Because mug shots and booking reports are treated as public records in the state of Iowa, news organizations are permitted to publish them in a number of different forms. Some news organizations, like the Des Moines Register, have policies in place that explicitly recognize that a) not everyone booked is charged, b) not everyone charged is convicted, and c) vita brevis, internet longa.* The Register’s FAQ on the subject states that “all individuals are removed from our site after 60 days. The site is also designed to deter search engines from indexing the records of individual people, to avoid name searches pulling up old charges from our site.” This is at least something, for the sake of the privacy rights of the individuals pictured.
Not all sites posting these shots are quite as conscientious as the Des Moines Register, however — the television station that I refer to above may remove the images from its main web site (that’s not entirely clear, actually), but the Facebook timeline posts themselves (with the pictures, without the charges) appear to remain in perpetuity, waiting to be found by the enterprising seeker. While the Register may attempt quite diligently to protect those who are potentially not guilty, other users of the same publicly available images do not show their diligence or concern. One imagines that this sort of case is the kind of thing that the EU’s “Right to Be Forgotten” ruling attempts to address on a much broader scale than the Des Moines Register‘s mug shot use policy — how do we respect the privacy rights of individuals while balancing those rights against the apparent public interest in knowing relevant information about persons accused and/or convicted of criminal behavior?

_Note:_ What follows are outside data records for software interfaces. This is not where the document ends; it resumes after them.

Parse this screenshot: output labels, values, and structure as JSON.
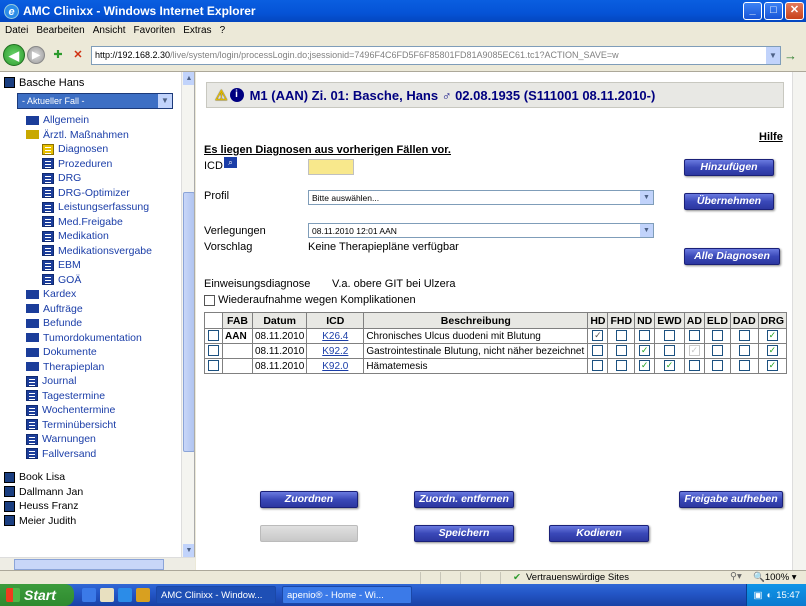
{
  "window": {
    "title": "AMC Clinixx - Windows Internet Explorer"
  },
  "menu": [
    "Datei",
    "Bearbeiten",
    "Ansicht",
    "Favoriten",
    "Extras",
    "?"
  ],
  "address": {
    "host": "http://192.168.2.30",
    "path": "/live/system/login/processLogin.do;jsessionid=7496F4C6FD5F6F85801FD81A9085EC61.tc1?ACTION_SAVE=w"
  },
  "sidebar": {
    "patient": "Basche Hans",
    "case_select": "- Aktueller Fall -",
    "items": [
      {
        "label": "Allgemein"
      },
      {
        "label": "Ärztl. Maßnahmen"
      },
      {
        "label": "Diagnosen"
      },
      {
        "label": "Prozeduren"
      },
      {
        "label": "DRG"
      },
      {
        "label": "DRG-Optimizer"
      },
      {
        "label": "Leistungserfassung"
      },
      {
        "label": "Med.Freigabe"
      },
      {
        "label": "Medikation"
      },
      {
        "label": "Medikationsvergabe"
      },
      {
        "label": "EBM"
      },
      {
        "label": "GOÄ"
      },
      {
        "label": "Kardex"
      },
      {
        "label": "Aufträge"
      },
      {
        "label": "Befunde"
      },
      {
        "label": "Tumordokumentation"
      },
      {
        "label": "Dokumente"
      },
      {
        "label": "Therapieplan"
      },
      {
        "label": "Journal"
      },
      {
        "label": "Tagestermine"
      },
      {
        "label": "Wochentermine"
      },
      {
        "label": "Terminübersicht"
      },
      {
        "label": "Warnungen"
      },
      {
        "label": "Fallversand"
      }
    ],
    "patients": [
      "Book Lisa",
      "Dallmann Jan",
      "Heuss Franz",
      "Meier Judith"
    ]
  },
  "header": {
    "title": "M1 (AAN) Zi. 01: Basche, Hans ♂ 02.08.1935 (S111001 08.11.2010-)"
  },
  "form": {
    "prev_diag_link": "Es liegen Diagnosen aus vorherigen Fällen vor.",
    "help_link": "Hilfe",
    "icd_label": "ICD",
    "profil_label": "Profil",
    "profil_value": "Bitte auswählen...",
    "verlegungen_label": "Verlegungen",
    "verlegungen_value": "08.11.2010 12:01 AAN",
    "vorschlag_label": "Vorschlag",
    "vorschlag_value": "Keine Therapiepläne verfügbar",
    "einweisung_label": "Einweisungsdiagnose",
    "einweisung_value": "V.a. obere GIT bei Ulzera",
    "wiederaufnahme_label": "Wiederaufnahme wegen Komplikationen",
    "btn_hinzufuegen": "Hinzufügen",
    "btn_uebernehmen": "Übernehmen",
    "btn_alle_diagnosen": "Alle Diagnosen"
  },
  "table": {
    "headers": [
      "FAB",
      "Datum",
      "ICD",
      "Beschreibung",
      "HD",
      "FHD",
      "ND",
      "EWD",
      "AD",
      "ELD",
      "DAD",
      "DRG"
    ],
    "rows": [
      {
        "fab": "AAN",
        "datum": "08.11.2010",
        "icd": "K26.4",
        "beschreibung": "Chronisches Ulcus duodeni mit Blutung",
        "flags": [
          "✓",
          "",
          "",
          "",
          "",
          "",
          "",
          "✓"
        ]
      },
      {
        "fab": "",
        "datum": "08.11.2010",
        "icd": "K92.2",
        "beschreibung": "Gastrointestinale Blutung, nicht näher bezeichnet",
        "flags": [
          "",
          "",
          "✓",
          "",
          "✓",
          "",
          "",
          "✓"
        ]
      },
      {
        "fab": "",
        "datum": "08.11.2010",
        "icd": "K92.0",
        "beschreibung": "Hämatemesis",
        "flags": [
          "",
          "",
          "✓",
          "✓",
          "",
          "",
          "",
          "✓"
        ]
      }
    ]
  },
  "buttons": {
    "zuordnen": "Zuordnen",
    "zuordn_entfernen": "Zuordn. entfernen",
    "freigabe_aufheben": "Freigabe aufheben",
    "speichern": "Speichern",
    "kodieren": "Kodieren"
  },
  "statusbar": {
    "zone": "Vertrauenswürdige Sites",
    "zoom": "100%"
  },
  "taskbar": {
    "start": "Start",
    "tasks": [
      "AMC Clinixx - Window...",
      "apenio® - Home - Wi..."
    ],
    "clock": "15:47"
  },
  "colors": {
    "accent": "#1b3ea8",
    "title_blue": "#000080",
    "button_blue": "#3a48b8",
    "icd_field": "#f8e88c"
  }
}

The fact that a mug shot and a set of charges — posted, discoverable, and subject to mockery — may be found and used independent of any record of conviction or exoneration is troubling to me. Persons not yet found guilty of a crime are subject to something that is potentially a form of punishment that may far exceed any incurred through the courts (mostly by virtue of being continually renewed and revisited over time as internet users stumble on the information). I can’t in good conscience argue that mug shots and booking information should be hidden or entirely private — I do buy, I think, the claim that there is a genuinely compelling public interest in making this information available.
What worries me is not that the information is public (I think it ought to be) — it’s how the information is public, and how internet users may interact with it in the absence of context, correction, or understanding. Note that I’m not really making any claims about the actual people pictured in these shots. I have no basis on which to make such claims; I have no way of knowing, from the mug shots and listed charges alone, whether I’m looking at Hannibal Lecter, Jr. or some poor schmuck who just happened to be in the wrong place at the wrong time. That’s actually the heart of the problem, given what most recent studies suggest about how very bad most folks actually are at doing research on the internet and making good judgments about sources. We don’t know, and we don’t always have the skills needed to find out or the understanding that there is more information to look for.
*For those who find my goofy faux-Latinizing incomprehensible: nothing is ever truly gone from the internet.